Like all good cannibal tribe horror films (especially Cannibal Holocaust), The Green Inferno creates a world in which the supposed victims of the story are in fact exploiting the landscape and lost tribe far more than they are being exploited at dinner. In this case, Roth is aiming his satirical sights on keyboard activists who protest causes because it’s cool rather than because they care. The fact that the gang ends up eaten by the very people they seemed so desperate to protect is delicious irony that also pre-emptively responds to similar critics who will decry his movie as an offensive depiction of tribal communities. It’s a clever concept, though as is always the way with Roth (Cabin Fever, Hostel), the filmmaker doesn’t exactly express his subtext subtly. Nope, this is hammer-meet-head social commentary that will irritate some viewers and quite frankly, the opening sequences setting up this world are the weakest in the film since Roth never quite manages to make his ignorant and irritating characters particularly endearing. That’s a criticism that’s always lobbed at his work. It doesn’t bother me since I find it a nice change from the heroic protagonist norm (as well as an amusing twist on body count horror since you’re always happy to see his heroes bumped off), but The Green Inferno certainly won’t get the polarizing genre director any new fans.

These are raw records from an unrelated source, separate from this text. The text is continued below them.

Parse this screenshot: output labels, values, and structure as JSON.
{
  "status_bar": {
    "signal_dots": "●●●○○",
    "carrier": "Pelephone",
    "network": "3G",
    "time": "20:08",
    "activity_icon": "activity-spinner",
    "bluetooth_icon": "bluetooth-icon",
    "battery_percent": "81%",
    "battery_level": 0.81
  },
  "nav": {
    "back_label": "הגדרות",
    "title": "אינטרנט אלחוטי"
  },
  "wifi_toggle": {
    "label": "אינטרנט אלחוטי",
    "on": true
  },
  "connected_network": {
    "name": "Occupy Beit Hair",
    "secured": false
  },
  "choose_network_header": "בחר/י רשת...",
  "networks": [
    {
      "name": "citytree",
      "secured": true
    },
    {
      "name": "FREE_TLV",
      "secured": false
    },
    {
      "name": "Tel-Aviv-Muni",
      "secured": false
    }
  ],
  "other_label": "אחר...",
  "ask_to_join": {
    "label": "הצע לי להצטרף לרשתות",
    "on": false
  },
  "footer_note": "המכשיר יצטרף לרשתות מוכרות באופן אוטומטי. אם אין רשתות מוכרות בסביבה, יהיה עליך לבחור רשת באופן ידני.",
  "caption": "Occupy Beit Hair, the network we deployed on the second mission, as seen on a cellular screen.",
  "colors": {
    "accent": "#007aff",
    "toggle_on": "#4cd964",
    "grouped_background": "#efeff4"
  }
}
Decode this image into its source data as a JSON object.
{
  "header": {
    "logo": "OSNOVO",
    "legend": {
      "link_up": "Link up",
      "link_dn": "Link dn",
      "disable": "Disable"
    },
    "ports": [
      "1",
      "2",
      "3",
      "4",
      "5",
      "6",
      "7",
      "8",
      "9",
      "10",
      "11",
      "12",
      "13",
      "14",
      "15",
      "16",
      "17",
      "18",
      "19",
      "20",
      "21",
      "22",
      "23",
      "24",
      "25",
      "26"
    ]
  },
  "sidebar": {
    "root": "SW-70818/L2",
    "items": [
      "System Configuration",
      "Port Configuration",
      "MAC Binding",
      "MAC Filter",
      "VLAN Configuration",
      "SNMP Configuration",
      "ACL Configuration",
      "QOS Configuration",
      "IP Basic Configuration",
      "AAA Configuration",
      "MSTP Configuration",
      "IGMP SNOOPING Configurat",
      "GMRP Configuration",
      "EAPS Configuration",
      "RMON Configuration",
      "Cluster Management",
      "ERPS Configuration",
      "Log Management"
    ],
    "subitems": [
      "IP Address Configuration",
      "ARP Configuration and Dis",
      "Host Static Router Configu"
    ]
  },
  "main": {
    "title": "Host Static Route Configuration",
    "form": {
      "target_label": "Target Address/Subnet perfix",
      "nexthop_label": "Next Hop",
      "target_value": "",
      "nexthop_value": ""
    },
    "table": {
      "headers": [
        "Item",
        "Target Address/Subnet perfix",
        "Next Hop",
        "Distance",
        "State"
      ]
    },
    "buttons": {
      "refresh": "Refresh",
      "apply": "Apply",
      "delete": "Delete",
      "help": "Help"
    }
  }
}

Of course, the subtext of The Green Inferno isn’t exactly the selling point, now is it? Sure, it’s nice that all that stuff is there, but the target audience is more interested in the movie’s visceral impact than its political implications and the good news is that Roth delivers the goods there. After taking some time to set up his world, Roth plunges his audience into a sweaty-palmed cinematic endurance test. Following a brutal/harrowing plane crash, Roth works in survival horror mode for a while, thrusting his battered and bruised characters through an unforgiving landscape that seems to want to swallow them up. Then of course come the cannibals, who more literally long to swallow up the protagonists.
Roth shot the film in actual isolated locations, which helps the impact of the piece immeasurably. The survival horror section feels particularly intense because the cast and crew were clearly under similar physical turmoil while shooting it. As for the cannibal tribe, well, Roth found an actual isolated tribe in the middle of the jungle and got them to play the cannibals (they’d never seen or heard of a movie before, so he naturally introduced them to the medium through an inspiring screening of Cannibal Holocaust). As a result, the performances from the cannibals are quite naturalistic and Roth admirably showcases their world without judgement. These aren’t monsters. They’re just people who are rather happy to have a fresh meal and even some new torn-off tattoos to put on their body. It’s chilling only because the story is told through the perspective of their meal, which isn’t a great place to be.
The filmmaker once again proves himself to be a modern master of gore through a variety of sickening sequences. Though you’ll have to wait until the halfway point for the first gooey set piece, that living disembowelment sequence is a showstopper that won’t be forgotten anytime soon. The fact that the movie has more to offer than the gore is a nice bonus and an often unheralded mainstay of Eli Roth’s filmography. The guy might have a knack for self-promotion and easily marketable gore-horror ideas that some folks find irritating, but if you actually engage with his movies, they tend to be rather smart and effective. It’s been a long 8 years since Roth made the underrated Hostel 2, so the vicious, clever, and imperfect The Green Inferno is a welcomed return. Hopefully it won’t be nearly as long before Roth’s next nasty horror outing, because the genre was becoming far too cuddly of a place without him.